Innu - Kushapatshikan: the Shaking Tent
The shaking tent was one of the most important rituals in the yearly cycle of harvesting and ritual activities of the Innu people of Quebec and Labrador. It was not only an important method of direct communication with the caribou and other animal masters, as well as with Mishtapeu and cannibal spirits, it was also a source of amusement. The shaman used the tent to look into the hidden world of animal spirits, and to make contact with Innu in distant groups. On occasion, he brought the souls (atshaku) of people living in other groups into this tent, or waged terrible battles there with other shamans and cannibal spirits such as Atshen.
Sheshatshiu Innu who have seen the shaking tent say that it was a small, conically-shaped tent, with caribou hide covering, and four, six, or eight poles depending on the spiritual power (manitushiun) of the shaman (the shaman is called the Kakushapatak, officient, in the context of the ritual). It would be set up inside another tent on a floor of freshly picked fir boughs. Younger men would act as assistants (apprentices?) to the Kakushapatak in setting up the tent. Two Sheshatshiu elders used to perform this role for their father-in- law, whose Innu name was Uatshitshish. It would appear that Uatshitshish has chosen one of these elders in some way to replace him as Kakushapatak; his powers were apparently transferred to him at the same time that his bag of nimapan and other objects were given to him.
As soon as the Kakushapatak stuck his head in the tent, it would start to shake violently, indicating that the officient had been joined by a spirit, usually Mishtapeu who helped him communicate with the other spirits. The more important the animal master or more powerful the spirit, the more power the Kakushapatak needed in order to be able to communicate. Especially powerful people are reputed to have been able to speak immediately with the caribou master, without having to work their way through masters of lesser importance.
Generally, Innu who witnessed the shaking tent ceremony, or who have learned about it from actual witnesses, are of the opinion that the tent itself was a very powerful but dangerous device. It could kill people who entered into it unless they had a substantial accumulation of manitushiun (power). This in turn could only be accumulated by hunting; throughout a hunter's lifetime, manitushiun accumulated in direct proportion to the number of animals he killed (or was given by the animal masters).
When talking about the shaking tent in English or French, younger Innu borrow parapsychological and technological vocabulary from Euro- Canadian society to describe it. For example, one Innu youth from La Romaine said the shaking tent "was as powerful as an atomic bomb", that there "was a kind of electricity in the air when it operated", and that "the shaman could communicate with people 'telepathically' while in the tent". Sebastien Penunsi from Sheshatshiu, who has witnessed the shaking tent, said "it's very similar to a radio...If there were people in George River, or people in St.Augustin, and you wanted to communicate with them, then you could do the shaking tent."

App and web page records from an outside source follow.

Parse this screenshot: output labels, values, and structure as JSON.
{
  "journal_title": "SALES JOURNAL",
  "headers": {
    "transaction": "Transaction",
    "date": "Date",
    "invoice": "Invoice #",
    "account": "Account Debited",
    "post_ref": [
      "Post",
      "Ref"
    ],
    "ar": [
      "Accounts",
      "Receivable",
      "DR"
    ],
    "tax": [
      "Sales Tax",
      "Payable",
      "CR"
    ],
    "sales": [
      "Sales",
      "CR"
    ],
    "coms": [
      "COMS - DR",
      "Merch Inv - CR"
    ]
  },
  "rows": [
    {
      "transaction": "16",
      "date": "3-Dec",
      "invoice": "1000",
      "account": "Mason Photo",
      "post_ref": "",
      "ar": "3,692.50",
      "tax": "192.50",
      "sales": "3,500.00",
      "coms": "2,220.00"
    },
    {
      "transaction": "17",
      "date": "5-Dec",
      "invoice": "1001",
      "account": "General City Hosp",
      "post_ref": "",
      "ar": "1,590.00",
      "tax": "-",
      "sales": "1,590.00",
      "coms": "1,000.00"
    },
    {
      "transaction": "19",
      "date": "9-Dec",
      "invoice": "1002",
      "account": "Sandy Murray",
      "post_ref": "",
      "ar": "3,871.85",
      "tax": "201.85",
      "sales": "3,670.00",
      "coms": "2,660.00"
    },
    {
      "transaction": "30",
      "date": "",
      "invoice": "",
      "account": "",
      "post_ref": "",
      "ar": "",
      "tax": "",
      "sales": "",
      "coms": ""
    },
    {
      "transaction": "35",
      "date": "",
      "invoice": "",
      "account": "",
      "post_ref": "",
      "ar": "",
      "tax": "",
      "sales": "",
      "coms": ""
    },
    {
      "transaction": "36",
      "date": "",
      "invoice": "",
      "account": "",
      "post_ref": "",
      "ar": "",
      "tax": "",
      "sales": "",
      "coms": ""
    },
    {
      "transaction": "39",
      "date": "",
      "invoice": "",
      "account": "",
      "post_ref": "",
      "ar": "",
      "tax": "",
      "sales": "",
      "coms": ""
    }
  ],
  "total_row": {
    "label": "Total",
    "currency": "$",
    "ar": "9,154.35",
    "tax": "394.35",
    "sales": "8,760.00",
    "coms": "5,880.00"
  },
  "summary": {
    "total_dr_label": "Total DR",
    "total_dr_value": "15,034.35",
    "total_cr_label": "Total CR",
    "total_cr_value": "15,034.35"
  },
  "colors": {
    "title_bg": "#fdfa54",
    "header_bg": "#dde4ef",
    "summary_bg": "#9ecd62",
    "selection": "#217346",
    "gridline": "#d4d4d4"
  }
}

One elder from Utshimassiu said he once heard Mishtapeu in the shaking tent. Mishtapeu said "Kuekuatsheu [the wolverine] himself built this world and God cannot have it." He heard a lot of animals in the shaking tent including Katipinimitautsh whom he could easily understand. The Caribou Boss speaks the way Innu people do, he said. He also heard a female spirit called Memekueshu, the Master of Fox who sounds like an Eskimo or English person when she speaks. The hunter stated that Meshkana, as well as his brother, and Uashaunnu made the shaking tent on various occasions at a number of locations including Sango Pond and Sango Bay.

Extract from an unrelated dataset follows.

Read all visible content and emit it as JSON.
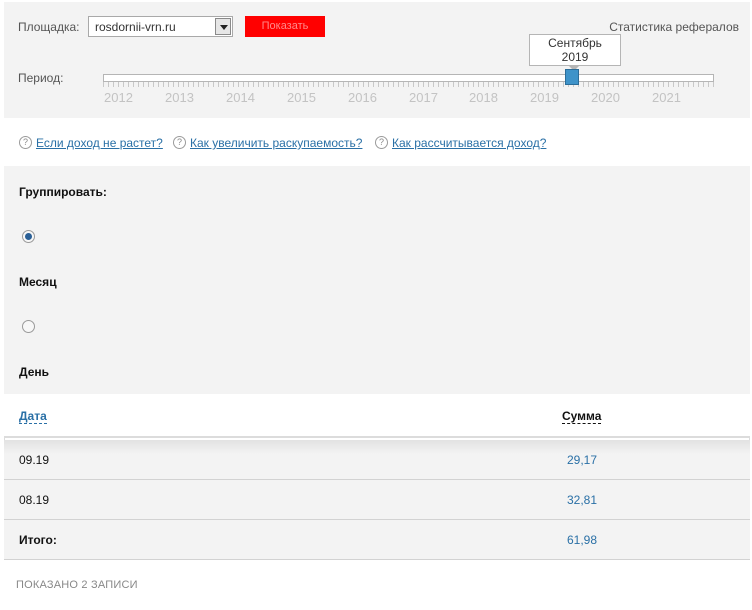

Despite the best efforts of the Catholic church to eradicate the shaking tent, it persisted up until about 1957 in the case of the Utshimassiu Innu and about 1973 in the case of the Sheshatshiu Innu. The last person to perform the ritual in Utshimassiu appears to have been Meshkana, while in Sheshatshiu, the last person was Uatshitshish who conducted the ritual for the last time either at the mouth of the Kenemu River or on the Goose River.
The demise of the ritual, as mentioned previously, may be linked to the sendentarization in government-built villages, however, this does not explain why no shaking tents were conducted in Utshimassiu during the ten year period between the death of Meshkana and the construction of the village in 1967. Furthermore, the ritual has survived the arrival of villages in the case of some James Bay Cree. On the other hand, some Innu attribute the disappearance of the shaking tent to a decline in spiritual power on the part of contemporary elders resulting from a general decrease in hunting activity among the Innu.